The Book Thief is set in Nazi Germany and tells the story of Liesel, whilst she lives at her foster home in a small town called Molching at the onset of World War Two. Here, she meets an array of fascinating characters and as we read, we discover more about the war, but also the individuals who are punished because of it. The town gets bombed. Liesel dies.
Before you complain about spoilers, this book is full of them. The story is narrated by Death and initially I was taken aback by this, as I couldn’t quite follow the narrative. Death is an interesting narrator that reveals the story at the start of each chapter, but the best thing about it is that you need to know how the story gets to that point. Foreshadowing becomes a very clever device to use, even though it reveals the fate of many characters. However, this story is told so masterfully and creatively that you just have to read it and find out how the events took place.
I was drawn in by the characters and their stories. I laughed with them, cried with them and understood their motives, even ones that were morally wrong. Liesel and her book thievery is the main storyline, with Death narrating the fascinating, and sometimes devastating, events around her steals. All of the characters she comes across in Molching are truly believable, with Hans Huberman and Max Vandenberg being the most inspiring characters I have ever read about.
You’ve heard the hype. Now judge for yourself. I am pleased to say that this is my new favourite book. It is an absolute classic, which everybody needs to read. This book left a beautiful message behind. Thank you, Marcus Zusak.

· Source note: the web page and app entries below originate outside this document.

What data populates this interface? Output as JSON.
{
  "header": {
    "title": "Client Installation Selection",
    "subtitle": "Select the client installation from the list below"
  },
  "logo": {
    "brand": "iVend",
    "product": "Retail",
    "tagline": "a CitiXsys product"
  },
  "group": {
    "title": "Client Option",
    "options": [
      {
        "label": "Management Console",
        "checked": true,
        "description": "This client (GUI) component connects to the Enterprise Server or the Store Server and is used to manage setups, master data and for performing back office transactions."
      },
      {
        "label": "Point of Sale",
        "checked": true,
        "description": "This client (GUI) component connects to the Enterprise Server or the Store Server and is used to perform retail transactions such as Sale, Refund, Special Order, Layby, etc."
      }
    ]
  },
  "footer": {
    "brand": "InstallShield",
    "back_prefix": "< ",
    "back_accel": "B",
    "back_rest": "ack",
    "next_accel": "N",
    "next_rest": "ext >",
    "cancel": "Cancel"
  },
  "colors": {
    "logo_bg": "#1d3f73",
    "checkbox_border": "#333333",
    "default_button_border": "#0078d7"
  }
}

The Beggar & the Hare is a modern re-telling of a Finnish classic tale The Year of the Hare by Arto Paasilinna. The story tells of a man, Vatanescu, who flees his home to lead a new life as a migrant trafficked beggar, all with the aim to raise enough cash to buy his son a pair of football boots.
He becomes embroiled with a Russian trafficker, Yegor, who revels at the dismay of others and profits in their losses. Soon after meeting Yegor, he (Vatanescu) finds out exactly what sort of person he is and he realises that he needs to find another way to make the money he so eagerly needs. His journey takes him far and wide and along the way he meets every sort of character thinkable…oh and a Hare! This injured creature provides Vatanescu with some respite and solace while he is essentially on the run from Yegor.
Vatanescu’s journey takes him to places he would have usually only dreamt of and on adventures that he would never have imagined. The Beggar & the Hare is a sweet tale of friendship and strength even during the hardest of times. Being down and out doesn’t mean that your life is over- make of it what you will.
Kyrö’s prose is often hilarious and I found myself smiling whilst reading the closing chapters, as I felt as though I’d really travelled with our plucky hero. I felt that the book was a little too zany in places and thought that it could have been toned down slightly here and there to have made for a much more welcome ending. Quite similar to Jonas Jonasson’s The Hundred-Year-Old Man Who Climbed Out of the Window and Disappeared in both style and content, fans of Jonasson’s work will enjoy this slightly over-the-top tale.
The version that I read was a brilliantly designed small hardback with a coppery bronze inlay for the eye and whiskers of the hare on the cover. A really nice touch that should make people pick it up for a look for sure.